- Savor the taste of the olive oil, noting its bitterness, sweetness, and pungency.
Olive oil can taste fruity, grassy, herbal, or nutty, depending on the variety of olives used to make it and the location in which the olives were grown.
Pro Tip: When tasting olive oil, it’s important to use a high-quality, extra-virgin variety to fully appreciate its flavors and aromas.
Culinary Uses of Olive Oil
Olive oil is a flavorful and versatile oil that has been used in culinary dishes for centuries.
It is a staple ingredient in Mediterranean cuisines and is loved for its unique taste profile and health benefits.
Olive oil has a fruity and slightly bitter taste, and its flavor can vary depending on the variety of the olives used and the region they were grown in.
Extra-virgin olive oil is the most flavorful and high-quality type of olive oil, with a grassy, peppery flavor and a slightly cloudy appearance.
Here are some popular culinary uses of olive oil:
- Cooking: Olive oil is a great cooking oil, especially for sautéing and roasting. Its high smoke point makes it a perfect oil for high-temperature cooking methods.
- Dressings and marinades: Olive oil is a key ingredient in salad dressings, marinades, and sauces.
- Dipping: Olive oil is often used as a dipping oil, served with bread or vegetables.
Whether you use it for cooking or as a finishing oil, olive oil is a flavorful and healthy addition to your pantry.
Pro tip: Store your olive oil in a dark, cool place to preserve its flavor and quality.
Where to Buy Olive Oil and How to Store It?
Before diving into where to buy olive oil and how to store it, let’s answer the fundamental questions – what is olive oil and what does olive oil taste like?
Olive oil is a type of vegetable oil obtained from olives, the fruit of the olive tree.
It is an ancient oil that has been used for cooking, medicinal, and beauty purposes since ancient times.
The taste of olive oil can vary depending on the region where the olives were grown, the type of olives used, and the processing method.
However, generally, olive oil has a fruity, slightly bitter taste with a peppery finish and a golden-green color.
Now, coming to where to buy olive oil- you can buy it from grocery stores, specialty stores, online stores, and even directly from olive oil producers.
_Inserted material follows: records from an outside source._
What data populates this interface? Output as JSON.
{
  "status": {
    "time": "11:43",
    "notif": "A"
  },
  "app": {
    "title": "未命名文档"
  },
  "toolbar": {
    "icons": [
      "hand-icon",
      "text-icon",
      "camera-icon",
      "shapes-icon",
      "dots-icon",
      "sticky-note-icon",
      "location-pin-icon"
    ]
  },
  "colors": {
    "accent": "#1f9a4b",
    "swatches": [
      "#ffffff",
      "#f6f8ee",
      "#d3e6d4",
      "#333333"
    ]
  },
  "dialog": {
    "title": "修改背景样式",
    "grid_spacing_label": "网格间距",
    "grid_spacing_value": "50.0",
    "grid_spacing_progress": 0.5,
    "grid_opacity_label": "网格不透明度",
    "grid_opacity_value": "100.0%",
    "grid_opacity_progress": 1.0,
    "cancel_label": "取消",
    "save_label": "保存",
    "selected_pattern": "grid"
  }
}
When it comes to storing olive oil, it should be kept in a cool, dark place, away from heat and light.
It is recommended to store it in a dark-colored glass bottle or a stainless steel container.
Additionally, make sure to check the expiration date and use the oil within six months of opening the bottle.
Pro tip: To ensure the quality and purity of your olive oil, always check the label for the harvest date, region of origin, and the extraction method used.
In conclusion, olive oil is a widely used cooking oil made from the fruit of the olive tree.
It is known for its health benefits, including reducing the risk of heart disease and inflammation.
Olive oil has a unique flavor that varies depending on the type of olive fruit used to make it.
The taste ranges from mild and buttery to bold and peppery.
It is a versatile ingredient used in a variety of dishes, including salads, pastas, and marinades.
Understanding the different types and flavors of olive oil can greatly enhance your culinary experience and promote a healthier lifestyle.
So, don’t be afraid to experiment with different olive oils and find the one that suits your taste buds the best.